> **Data in this exercise**:
* * *
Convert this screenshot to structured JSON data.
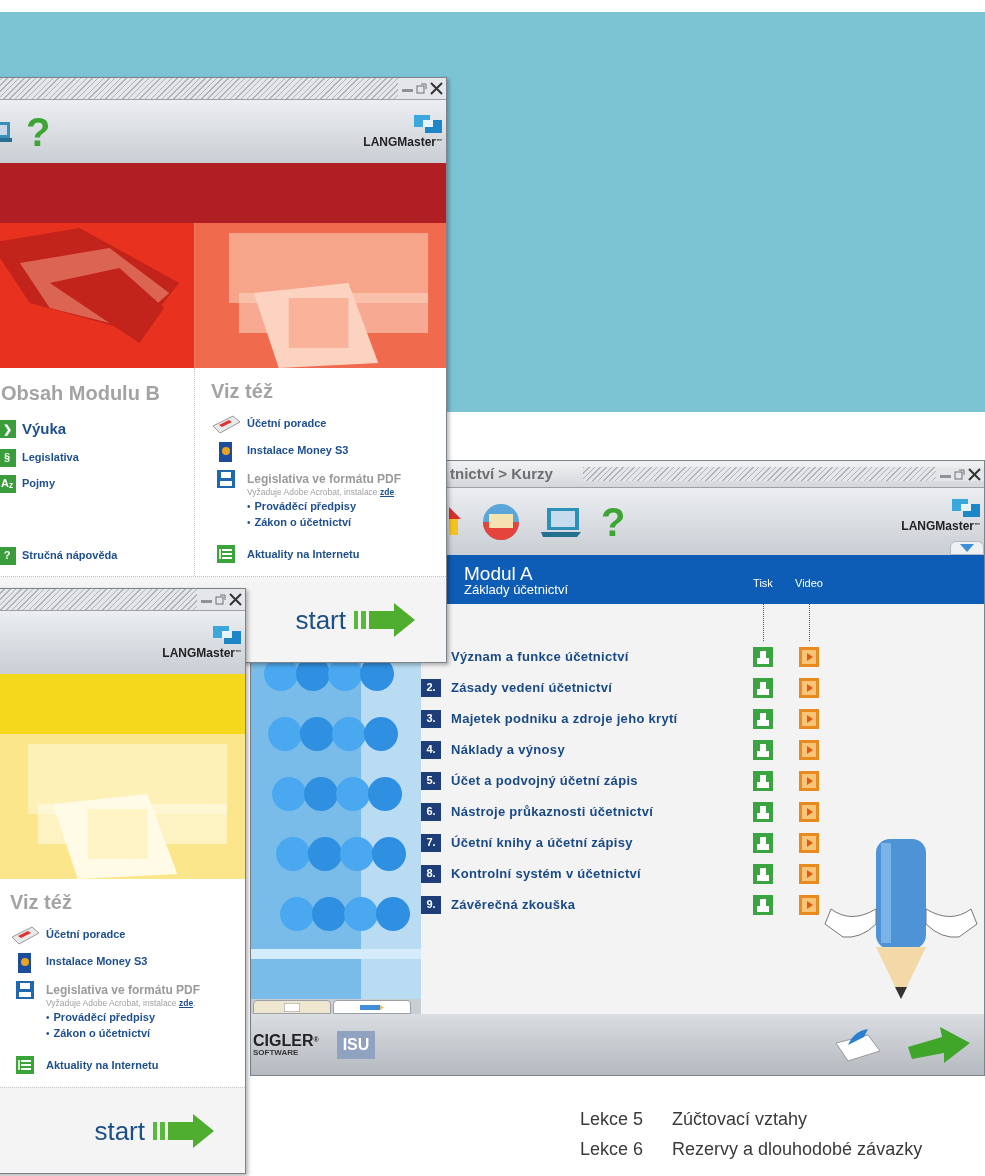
{
  "module_b_window": {
    "kind": "red",
    "help": "?",
    "logo": "LANGMaster",
    "logo_tm": "™",
    "contents": {
      "heading": "Obsah Modulu B",
      "items": [
        {
          "kind": "main",
          "icon": "❯",
          "label": "Výuka"
        },
        {
          "kind": "link",
          "icon": "§",
          "label": "Legislativa"
        },
        {
          "kind": "link",
          "icon": "A$_{z}$",
          "label": "Pojmy"
        },
        {
          "kind": "help",
          "icon": "?",
          "label": "Stručná nápověda"
        }
      ]
    },
    "see_also": {
      "heading": "Viz též",
      "items": [
        {
          "kind": "book",
          "label": "Účetní poradce"
        },
        {
          "kind": "box",
          "label": "Instalace Money S3"
        },
        {
          "kind": "pdf",
          "label": "Legislativa ve formátu PDF",
          "note": "Vyžaduje Adobe Acrobat, instalace ",
          "note_link": "zde",
          "note_end": ".",
          "links": [
            {
              "bullet": "•",
              "label": "Prováděcí předpisy"
            },
            {
              "bullet": "•",
              "label": "Zákon o účetnictví"
            }
          ]
        },
        {
          "kind": "news",
          "label": "Aktuality na Internetu"
        }
      ]
    },
    "start": "start"
  },
  "module_a_window": {
    "title": "tnictví > Kurzy",
    "help": "?",
    "logo": "LANGMaster",
    "logo_tm": "™",
    "module": "Modul A",
    "subtitle": "Základy účetnictví",
    "columns": [
      "Tisk",
      "Video"
    ],
    "lessons": [
      {
        "title": "Význam a funkce účetnictví"
      },
      {
        "number": "2.",
        "title": "Zásady vedení účetnictví"
      },
      {
        "number": "3.",
        "title": "Majetek podniku a zdroje jeho krytí"
      },
      {
        "number": "4.",
        "title": "Náklady a výnosy"
      },
      {
        "number": "5.",
        "title": "Účet a podvojný účetní zápis"
      },
      {
        "number": "6.",
        "title": "Nástroje průkaznosti účetnictví"
      },
      {
        "number": "7.",
        "title": "Účetní knihy a účetní zápisy"
      },
      {
        "number": "8.",
        "title": "Kontrolní systém v účetnictví"
      },
      {
        "number": "9.",
        "title": "Závěrečná zkouška"
      }
    ],
    "tabs": [
      {
        "kind": "note",
        "selected": false
      },
      {
        "kind": "pencil",
        "selected": true
      }
    ],
    "brand": "CIGLER",
    "brand_tm": "®",
    "brand_sub": "SOFTWARE",
    "partner": "ISU"
  },
  "module_window_yellow": {
    "kind": "yellow",
    "logo": "LANGMaster",
    "logo_tm": "™",
    "see_also": {
      "heading": "Viz též",
      "items": [
        {
          "kind": "book",
          "label": "Účetní poradce"
        },
        {
          "kind": "box",
          "label": "Instalace Money S3"
        },
        {
          "kind": "pdf",
          "label": "Legislativa ve formátu PDF",
          "note": "Vyžaduje Adobe Acrobat, instalace ",
          "note_link": "zde",
          "note_end": ".",
          "links": [
            {
              "bullet": "•",
              "label": "Prováděcí předpisy"
            },
            {
              "bullet": "•",
              "label": "Zákon o účetnictví"
            }
          ]
        },
        {
          "kind": "news",
          "label": "Aktuality na Internetu"
        }
      ]
    },
    "start": "start"
  },
  "lesson_list": [
    {
      "label": "Lekce 5",
      "title": "Zúčtovací vztahy"
    },
    {
      "label": "Lekce 6",
      "title": "Rezervy a dlouhodobé závazky"
    }
  ]
}
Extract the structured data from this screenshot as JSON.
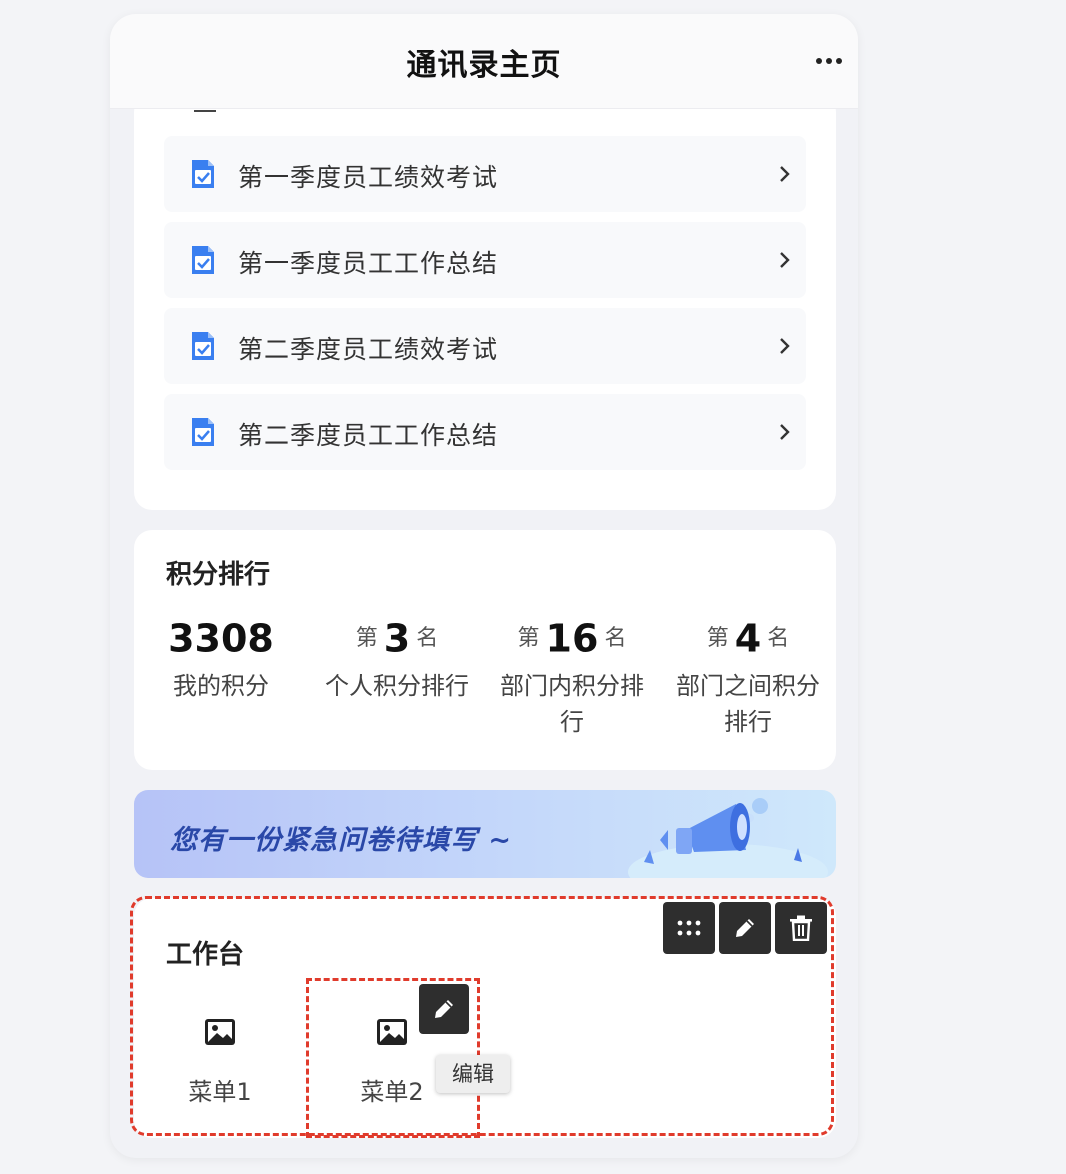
{
  "header": {
    "title": "通讯录主页",
    "more_icon": "ellipsis-icon"
  },
  "exams": {
    "items": [
      {
        "label": "第一季度员工绩效考试",
        "icon": "document-check-icon"
      },
      {
        "label": "第一季度员工工作总结",
        "icon": "document-check-icon"
      },
      {
        "label": "第二季度员工绩效考试",
        "icon": "document-check-icon"
      },
      {
        "label": "第二季度员工工作总结",
        "icon": "document-check-icon"
      }
    ]
  },
  "ranking": {
    "title": "积分排行",
    "stats": [
      {
        "prefix": "",
        "value": "3308",
        "suffix": "",
        "label": "我的积分"
      },
      {
        "prefix": "第",
        "value": "3",
        "suffix": "名",
        "label": "个人积分排行"
      },
      {
        "prefix": "第",
        "value": "16",
        "suffix": "名",
        "label": "部门内积分排行"
      },
      {
        "prefix": "第",
        "value": "4",
        "suffix": "名",
        "label": "部门之间积分排行"
      }
    ]
  },
  "banner": {
    "text": "您有一份紧急问卷待填写 ~",
    "icon": "megaphone-icon"
  },
  "workbench": {
    "title": "工作台",
    "menus": [
      {
        "label": "菜单1",
        "icon": "image-icon"
      },
      {
        "label": "菜单2",
        "icon": "image-icon"
      }
    ],
    "toolbar": [
      "drag-handle-icon",
      "pencil-icon",
      "trash-icon"
    ],
    "tooltip": "编辑"
  },
  "colors": {
    "accent_blue": "#3a7ff0",
    "highlight_red": "#e03b2c",
    "banner_text": "#2a48a8"
  }
}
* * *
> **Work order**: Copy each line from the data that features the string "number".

> **Task output**:
        "number": "2.",
        "number": "3.",
        "number": "4.",
        "number": "5.",
        "number": "6.",
        "number": "7.",
        "number": "8.",
        "number": "9.",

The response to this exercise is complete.